Agencies need to acknowledge the public’s perception of puppycide and use it to educate the public about responsible pet ownership
By Mark Bond, American Military University
In Public Safety
Incidents of dogs being shot and killed by law enforcement officers continue to make national headlines. There’s even a term for it, “puppycide,” a term coined by investigative journalist Radley Balko, who reports on the dramatic increase of cases involving police officers killing family dogs.
Many Americans view pets as beloved members of their immediate family, therefore, the emotional reaction when a pet is killed by law enforcement officers is understandable. This all means that officers need to be aware of the public’s perception of the sharp increase in the use of deadly force to subdue animals.

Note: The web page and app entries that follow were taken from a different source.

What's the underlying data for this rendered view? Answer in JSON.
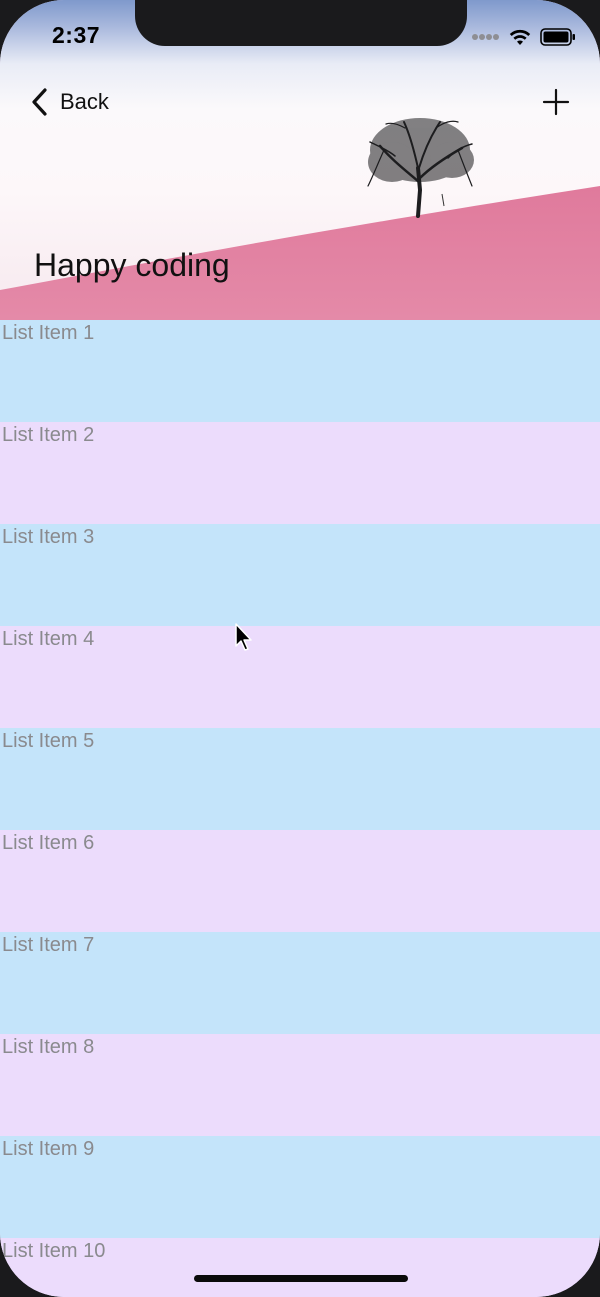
{
  "status_bar": {
    "time": "2:37",
    "signal_icon": "signal-dots-icon",
    "wifi_icon": "wifi-icon",
    "battery_icon": "battery-icon"
  },
  "nav": {
    "back_label": "Back",
    "back_icon": "chevron-left-icon",
    "add_icon": "plus-icon"
  },
  "header": {
    "title": "Happy coding"
  },
  "colors": {
    "row_odd": "#c4e4fa",
    "row_even": "#ecdcfc",
    "row_text": "#8a8a8e",
    "field": "#e892ad"
  },
  "list": {
    "items": [
      {
        "label": "List Item 1"
      },
      {
        "label": "List Item 2"
      },
      {
        "label": "List Item 3"
      },
      {
        "label": "List Item 4"
      },
      {
        "label": "List Item 5"
      },
      {
        "label": "List Item 6"
      },
      {
        "label": "List Item 7"
      },
      {
        "label": "List Item 8"
      },
      {
        "label": "List Item 9"
      },
      {
        "label": "List Item 10"
      }
    ]
  }
}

Many citizens perceive the increase in domestic dog killings as over-aggressive officers who are not trained in nonlethal animal control techniques and who resort too quickly to deadly force. To gain the trust and respect of citizens, agencies need to acknowledge the public’s perception of puppycide and use it to educate the public about responsible pet ownership. In addition, agencies need to create training opportunities for officers about nonlethal animal control.